══ Given entries ══

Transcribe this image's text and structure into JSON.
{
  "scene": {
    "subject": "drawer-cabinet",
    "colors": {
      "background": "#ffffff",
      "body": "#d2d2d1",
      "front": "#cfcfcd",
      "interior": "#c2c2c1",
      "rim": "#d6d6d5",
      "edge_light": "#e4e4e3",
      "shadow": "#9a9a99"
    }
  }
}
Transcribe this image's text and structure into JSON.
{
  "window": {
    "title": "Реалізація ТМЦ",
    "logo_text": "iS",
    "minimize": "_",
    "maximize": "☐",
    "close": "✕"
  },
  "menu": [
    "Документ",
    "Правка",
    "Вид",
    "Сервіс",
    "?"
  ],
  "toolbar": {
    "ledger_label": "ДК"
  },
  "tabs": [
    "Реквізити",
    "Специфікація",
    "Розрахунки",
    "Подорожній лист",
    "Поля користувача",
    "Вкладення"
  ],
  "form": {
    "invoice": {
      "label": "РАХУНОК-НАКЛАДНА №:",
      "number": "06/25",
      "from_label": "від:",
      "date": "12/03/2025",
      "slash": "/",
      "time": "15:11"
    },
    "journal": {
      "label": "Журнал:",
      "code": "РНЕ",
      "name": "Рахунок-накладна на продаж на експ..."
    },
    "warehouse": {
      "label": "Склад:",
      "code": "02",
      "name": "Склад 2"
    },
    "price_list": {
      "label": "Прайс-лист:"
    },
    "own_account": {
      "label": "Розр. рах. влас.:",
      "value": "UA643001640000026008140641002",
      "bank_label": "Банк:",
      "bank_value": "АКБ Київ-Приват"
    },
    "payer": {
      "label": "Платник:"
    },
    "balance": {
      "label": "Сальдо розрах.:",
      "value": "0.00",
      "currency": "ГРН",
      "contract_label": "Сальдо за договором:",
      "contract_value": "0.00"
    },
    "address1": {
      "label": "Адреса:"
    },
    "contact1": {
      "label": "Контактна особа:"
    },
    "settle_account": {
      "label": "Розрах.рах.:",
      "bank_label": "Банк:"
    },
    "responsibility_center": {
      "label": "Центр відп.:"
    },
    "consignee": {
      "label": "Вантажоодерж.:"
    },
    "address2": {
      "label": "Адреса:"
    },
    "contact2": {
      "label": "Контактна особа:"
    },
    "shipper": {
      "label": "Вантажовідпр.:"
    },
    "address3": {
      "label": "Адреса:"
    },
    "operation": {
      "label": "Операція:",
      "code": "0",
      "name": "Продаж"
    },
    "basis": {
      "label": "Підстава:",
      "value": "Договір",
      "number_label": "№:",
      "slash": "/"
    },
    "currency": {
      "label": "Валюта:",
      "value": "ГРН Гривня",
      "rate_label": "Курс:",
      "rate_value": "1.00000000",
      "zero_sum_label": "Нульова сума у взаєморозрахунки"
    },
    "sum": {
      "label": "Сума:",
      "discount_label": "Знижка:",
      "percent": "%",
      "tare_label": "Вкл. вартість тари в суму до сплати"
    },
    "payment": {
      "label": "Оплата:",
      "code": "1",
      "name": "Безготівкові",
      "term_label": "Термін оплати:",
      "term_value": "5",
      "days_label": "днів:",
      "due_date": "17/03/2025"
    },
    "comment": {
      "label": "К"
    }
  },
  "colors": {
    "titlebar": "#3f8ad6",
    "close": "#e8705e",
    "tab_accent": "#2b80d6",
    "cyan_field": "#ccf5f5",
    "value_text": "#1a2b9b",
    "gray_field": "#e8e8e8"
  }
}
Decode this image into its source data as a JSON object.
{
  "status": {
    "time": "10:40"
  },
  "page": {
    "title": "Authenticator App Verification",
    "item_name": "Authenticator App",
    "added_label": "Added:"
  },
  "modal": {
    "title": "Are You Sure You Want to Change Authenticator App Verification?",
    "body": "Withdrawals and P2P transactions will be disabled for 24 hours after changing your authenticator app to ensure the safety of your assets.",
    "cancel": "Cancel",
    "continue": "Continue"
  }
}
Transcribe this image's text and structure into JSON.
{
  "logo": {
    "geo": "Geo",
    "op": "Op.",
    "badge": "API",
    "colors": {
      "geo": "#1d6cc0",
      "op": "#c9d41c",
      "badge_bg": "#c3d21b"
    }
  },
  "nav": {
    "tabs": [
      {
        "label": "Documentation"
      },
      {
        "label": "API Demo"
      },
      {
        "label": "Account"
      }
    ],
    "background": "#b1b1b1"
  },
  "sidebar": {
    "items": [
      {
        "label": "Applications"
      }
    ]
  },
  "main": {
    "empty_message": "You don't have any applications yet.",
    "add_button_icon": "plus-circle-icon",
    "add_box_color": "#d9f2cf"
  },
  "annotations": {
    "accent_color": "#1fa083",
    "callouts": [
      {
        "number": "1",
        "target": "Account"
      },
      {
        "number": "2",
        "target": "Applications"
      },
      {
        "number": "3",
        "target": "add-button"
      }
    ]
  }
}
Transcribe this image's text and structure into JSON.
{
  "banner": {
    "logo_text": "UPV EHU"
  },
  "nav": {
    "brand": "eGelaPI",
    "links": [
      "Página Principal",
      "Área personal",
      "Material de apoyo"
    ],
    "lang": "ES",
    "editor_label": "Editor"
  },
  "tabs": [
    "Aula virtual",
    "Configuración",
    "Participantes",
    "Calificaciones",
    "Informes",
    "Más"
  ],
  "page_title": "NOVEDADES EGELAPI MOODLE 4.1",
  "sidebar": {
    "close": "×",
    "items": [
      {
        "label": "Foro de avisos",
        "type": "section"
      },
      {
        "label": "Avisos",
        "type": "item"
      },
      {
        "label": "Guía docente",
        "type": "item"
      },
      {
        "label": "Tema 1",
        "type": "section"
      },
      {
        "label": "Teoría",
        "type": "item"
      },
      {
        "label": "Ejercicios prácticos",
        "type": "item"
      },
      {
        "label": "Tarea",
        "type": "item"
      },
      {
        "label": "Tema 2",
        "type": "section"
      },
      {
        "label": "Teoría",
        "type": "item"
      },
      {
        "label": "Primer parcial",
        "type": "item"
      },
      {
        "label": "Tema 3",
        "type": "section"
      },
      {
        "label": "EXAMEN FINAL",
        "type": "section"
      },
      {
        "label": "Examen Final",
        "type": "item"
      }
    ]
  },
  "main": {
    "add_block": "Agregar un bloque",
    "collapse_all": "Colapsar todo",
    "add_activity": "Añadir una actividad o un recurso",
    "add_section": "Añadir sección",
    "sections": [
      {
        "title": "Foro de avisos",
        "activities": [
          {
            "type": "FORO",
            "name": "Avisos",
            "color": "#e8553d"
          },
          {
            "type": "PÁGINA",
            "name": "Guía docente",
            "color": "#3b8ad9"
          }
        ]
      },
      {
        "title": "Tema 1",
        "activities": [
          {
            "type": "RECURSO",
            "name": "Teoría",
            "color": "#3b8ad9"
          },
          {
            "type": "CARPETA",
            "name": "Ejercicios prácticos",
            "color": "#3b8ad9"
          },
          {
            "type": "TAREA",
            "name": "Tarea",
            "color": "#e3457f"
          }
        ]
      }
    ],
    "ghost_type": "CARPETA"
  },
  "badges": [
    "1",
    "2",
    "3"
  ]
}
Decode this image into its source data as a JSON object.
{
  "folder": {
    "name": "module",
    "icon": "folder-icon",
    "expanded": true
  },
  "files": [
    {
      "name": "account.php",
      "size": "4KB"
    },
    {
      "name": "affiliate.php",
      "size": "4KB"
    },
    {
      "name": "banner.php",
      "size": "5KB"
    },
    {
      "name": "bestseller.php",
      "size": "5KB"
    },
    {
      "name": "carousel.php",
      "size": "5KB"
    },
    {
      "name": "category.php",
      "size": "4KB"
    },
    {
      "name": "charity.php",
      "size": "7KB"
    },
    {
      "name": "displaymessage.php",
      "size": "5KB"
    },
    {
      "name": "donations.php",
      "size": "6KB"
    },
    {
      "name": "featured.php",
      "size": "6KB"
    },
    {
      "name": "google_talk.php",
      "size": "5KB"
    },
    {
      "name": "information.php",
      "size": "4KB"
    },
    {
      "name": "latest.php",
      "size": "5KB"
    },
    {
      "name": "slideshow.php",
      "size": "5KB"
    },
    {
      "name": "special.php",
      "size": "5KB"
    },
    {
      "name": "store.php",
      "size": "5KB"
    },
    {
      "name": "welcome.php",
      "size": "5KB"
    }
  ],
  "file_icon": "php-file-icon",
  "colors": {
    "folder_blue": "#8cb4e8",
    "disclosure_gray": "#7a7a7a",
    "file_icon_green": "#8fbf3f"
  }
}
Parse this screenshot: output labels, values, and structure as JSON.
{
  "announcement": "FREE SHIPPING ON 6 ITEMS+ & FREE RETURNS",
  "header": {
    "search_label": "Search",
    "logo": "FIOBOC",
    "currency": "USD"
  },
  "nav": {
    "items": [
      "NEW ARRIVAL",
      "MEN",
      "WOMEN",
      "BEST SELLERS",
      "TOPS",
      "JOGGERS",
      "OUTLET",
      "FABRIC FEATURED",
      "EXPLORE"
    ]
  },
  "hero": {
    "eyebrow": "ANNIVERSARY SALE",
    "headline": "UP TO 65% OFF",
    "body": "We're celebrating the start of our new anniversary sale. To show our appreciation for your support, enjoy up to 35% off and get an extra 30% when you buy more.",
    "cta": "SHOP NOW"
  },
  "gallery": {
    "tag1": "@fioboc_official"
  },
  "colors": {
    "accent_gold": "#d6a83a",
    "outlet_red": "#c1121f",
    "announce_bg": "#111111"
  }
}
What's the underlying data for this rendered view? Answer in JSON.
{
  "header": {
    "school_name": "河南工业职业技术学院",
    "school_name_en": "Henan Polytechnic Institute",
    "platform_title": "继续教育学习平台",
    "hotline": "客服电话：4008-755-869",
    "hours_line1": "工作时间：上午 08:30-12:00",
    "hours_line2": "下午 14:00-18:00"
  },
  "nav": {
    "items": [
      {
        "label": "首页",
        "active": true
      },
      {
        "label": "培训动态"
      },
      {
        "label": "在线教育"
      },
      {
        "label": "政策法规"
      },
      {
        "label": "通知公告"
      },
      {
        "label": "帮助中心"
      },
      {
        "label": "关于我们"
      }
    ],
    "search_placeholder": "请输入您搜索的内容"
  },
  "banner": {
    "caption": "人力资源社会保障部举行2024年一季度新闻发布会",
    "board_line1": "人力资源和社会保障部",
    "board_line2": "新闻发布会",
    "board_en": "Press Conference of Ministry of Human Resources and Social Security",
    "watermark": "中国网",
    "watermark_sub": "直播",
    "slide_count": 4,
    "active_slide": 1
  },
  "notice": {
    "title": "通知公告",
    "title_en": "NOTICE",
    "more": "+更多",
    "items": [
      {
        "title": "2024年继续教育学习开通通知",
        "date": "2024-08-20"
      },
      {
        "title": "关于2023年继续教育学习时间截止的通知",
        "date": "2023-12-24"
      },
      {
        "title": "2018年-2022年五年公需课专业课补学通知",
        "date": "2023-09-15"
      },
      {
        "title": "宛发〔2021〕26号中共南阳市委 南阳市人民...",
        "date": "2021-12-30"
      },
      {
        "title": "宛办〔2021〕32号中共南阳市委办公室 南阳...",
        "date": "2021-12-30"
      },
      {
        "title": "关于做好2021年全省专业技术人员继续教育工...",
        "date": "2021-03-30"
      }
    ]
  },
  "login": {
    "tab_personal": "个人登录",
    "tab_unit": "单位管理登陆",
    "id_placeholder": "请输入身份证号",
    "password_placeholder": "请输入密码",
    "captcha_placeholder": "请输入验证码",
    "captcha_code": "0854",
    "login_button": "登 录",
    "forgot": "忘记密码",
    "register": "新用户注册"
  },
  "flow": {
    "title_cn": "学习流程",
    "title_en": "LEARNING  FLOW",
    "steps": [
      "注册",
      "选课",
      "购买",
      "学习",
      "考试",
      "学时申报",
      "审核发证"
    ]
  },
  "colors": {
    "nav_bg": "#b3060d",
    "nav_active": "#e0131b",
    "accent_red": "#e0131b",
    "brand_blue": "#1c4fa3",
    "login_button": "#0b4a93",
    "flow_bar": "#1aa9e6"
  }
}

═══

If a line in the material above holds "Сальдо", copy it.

Answer to the exercise:
      "label": "Сальдо розрах.:",
      "contract_label": "Сальдо за договором:",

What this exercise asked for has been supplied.